Pending home sales slowed in August, with tight inventory conditions, higher interest rates, rising home prices and continuing restrictive mortgage credit impacting the market, according to the National Association of Realtors (NAR). The Pending Home Sales Index (PHSI), a forward-looking indicator based on contract signings, eased 1.6 percent to 107.7 in August from a downwardly revised 109.4 in July, but remains 5.8 percent above August 2012 when it was 101.8; the data reflect contracts but not closings.

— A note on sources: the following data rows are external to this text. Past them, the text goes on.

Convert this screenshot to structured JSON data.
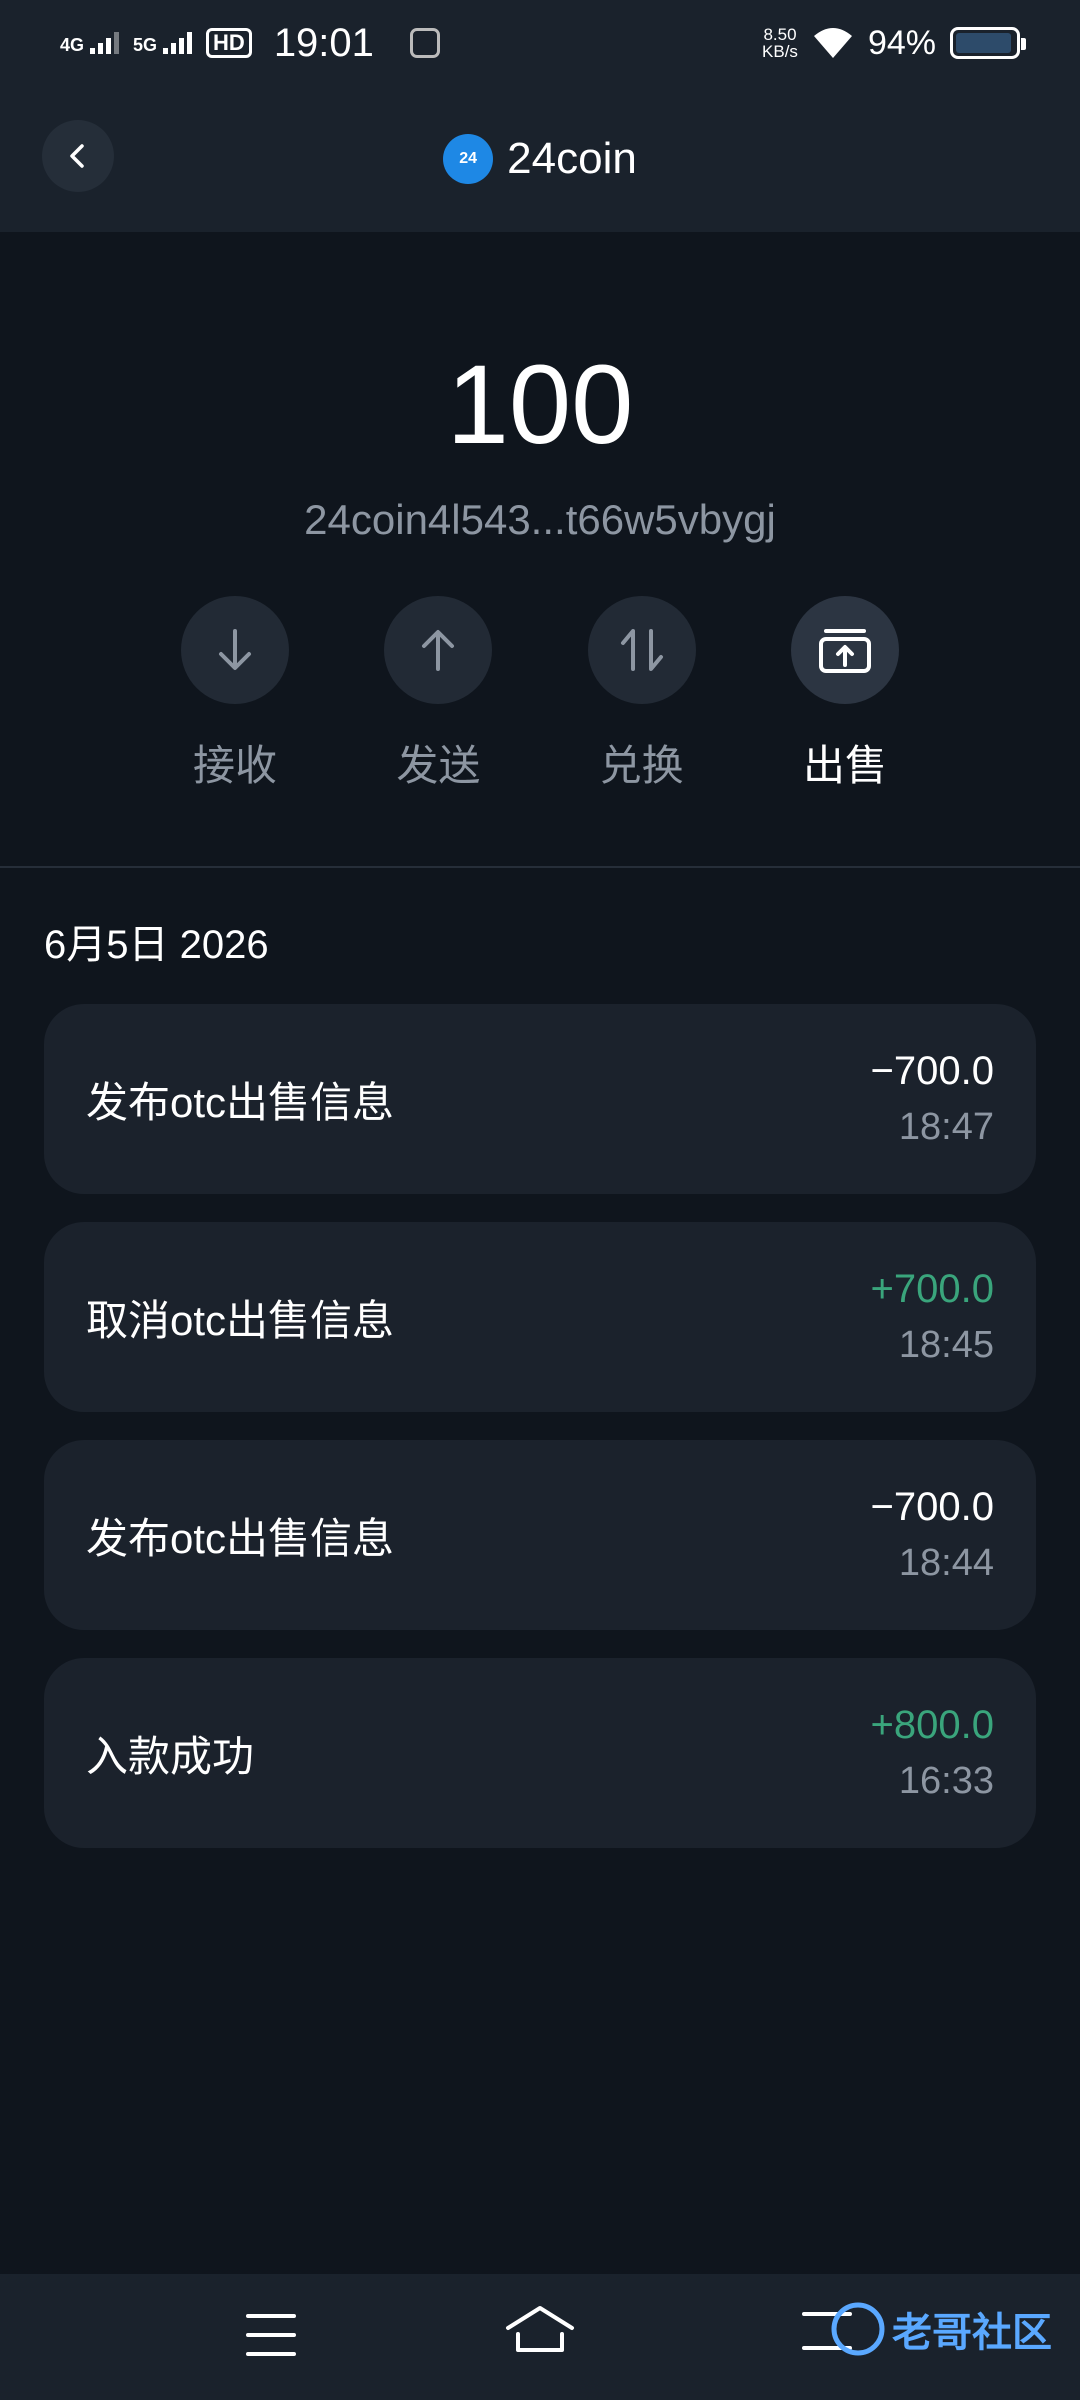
{
  "status_bar": {
    "net1": "4G",
    "net2": "5G",
    "hd_label": "HD",
    "time": "19:01",
    "speed_value": "8.50",
    "speed_unit": "KB/s",
    "battery": "94%"
  },
  "header": {
    "title": "24coin",
    "logo_text": "24"
  },
  "balance": "100",
  "address": "24coin4l543...t66w5vbygj",
  "actions": [
    {
      "label": "接收",
      "icon": "arrow-down-icon"
    },
    {
      "label": "发送",
      "icon": "arrow-up-icon"
    },
    {
      "label": "兑换",
      "icon": "swap-icon"
    },
    {
      "label": "出售",
      "icon": "sell-box-icon"
    }
  ],
  "date_label": "6月5日 2026",
  "transactions": [
    {
      "title": "发布otc出售信息",
      "amount": "−700.0",
      "time": "18:47"
    },
    {
      "title": "取消otc出售信息",
      "amount": "+700.0",
      "time": "18:45"
    },
    {
      "title": "发布otc出售信息",
      "amount": "−700.0",
      "time": "18:44"
    },
    {
      "title": "入款成功",
      "amount": "+800.0",
      "time": "16:33"
    }
  ],
  "colors": {
    "background": "#0f151d",
    "surface": "#1b222c",
    "positive": "#3aa57c",
    "muted": "#8d96a2",
    "brand": "#1e88e5"
  },
  "watermark": {
    "text": "老哥社区"
  }
}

Pending sales have been above year-ago levels for the past 28 months.
“Sharply rising mortgage interest rates in the spring motived buyers to make purchase decisions, culminating in a six-and-a-half-year peak for sales that were finalized last month,” said Lawrence Yun, NAR chief economist. “Moving forward, we expect lower levels of existing-home sales, but tight inventory in many markets will continue to push up home prices in the months ahead.”
The PHSI in the Northeast rose four percent to 84.8 in August, and is 5.1 percent above a year ago. In the Midwest the index declined 1.4 percent to 111.6 in August, but is 13.8 percent higher than August 2012. Pending home sales in the South fell 3.5 percent to an index of 116.9 in August, but are 3.7 percent above a year ago. The index in the West declined 1.6 percent in August to 106.9, but is 1.7 percent higher than August 2012.

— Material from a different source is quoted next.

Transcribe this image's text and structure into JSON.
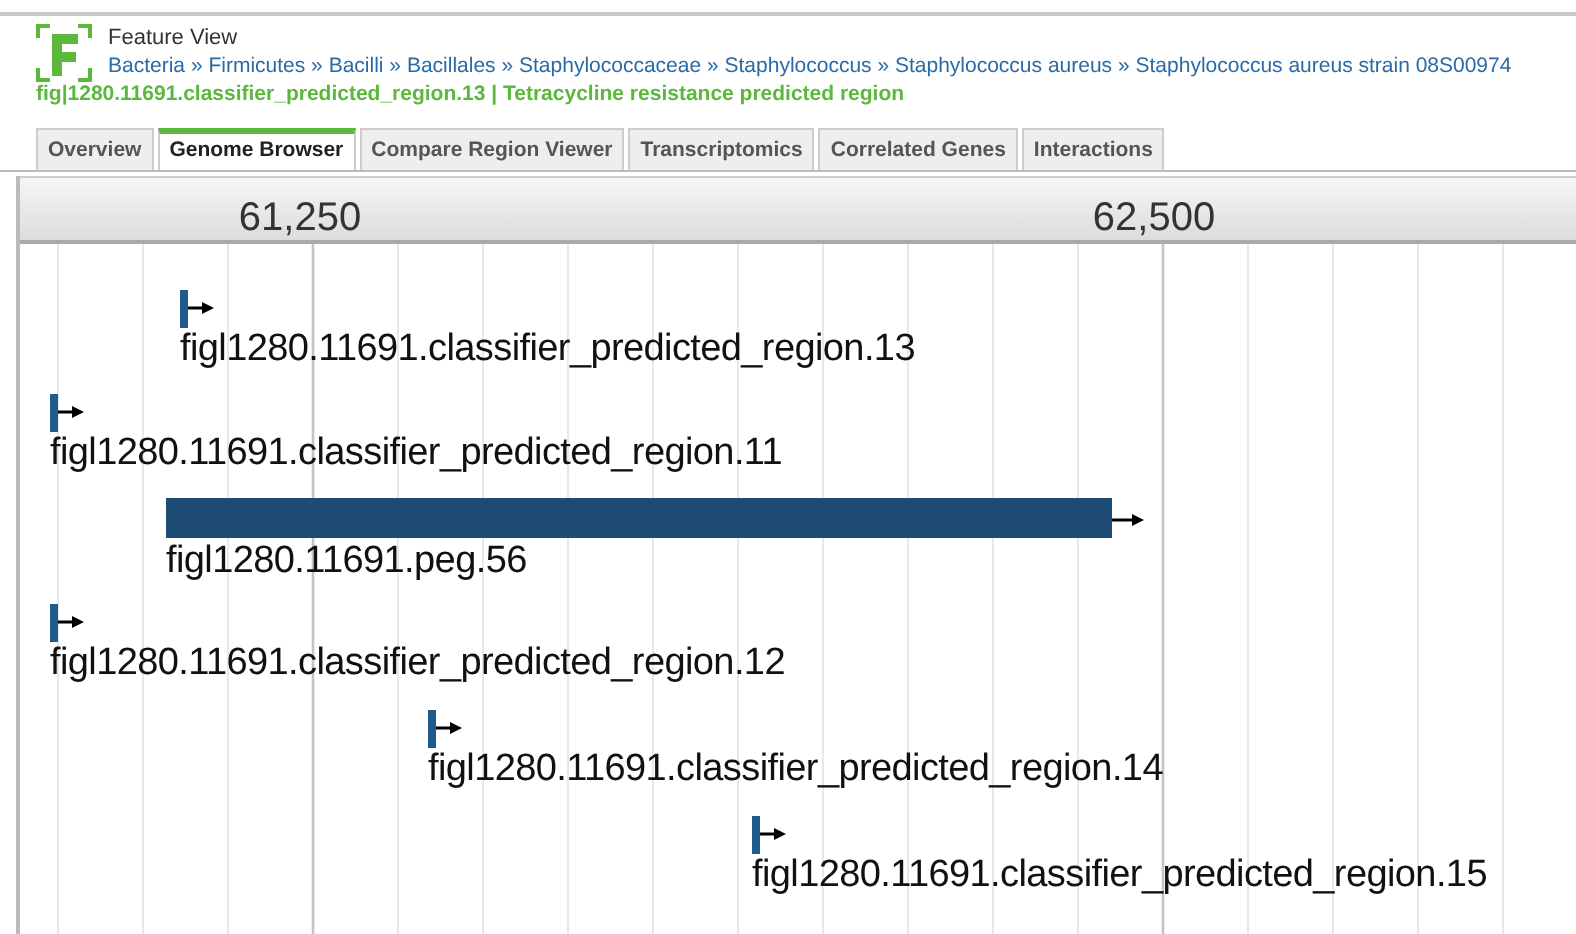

Although total existing-home sales this year will be up about 11 percent to nearly 5.2 million, little change is seen in 2014, with sales forecast to increase less than 1 percent. The national median existing-home price should rise 11 to 12 percent for all of 2013, easing to an increase of five to six percent next year, with general improvement expected in inventory supplies.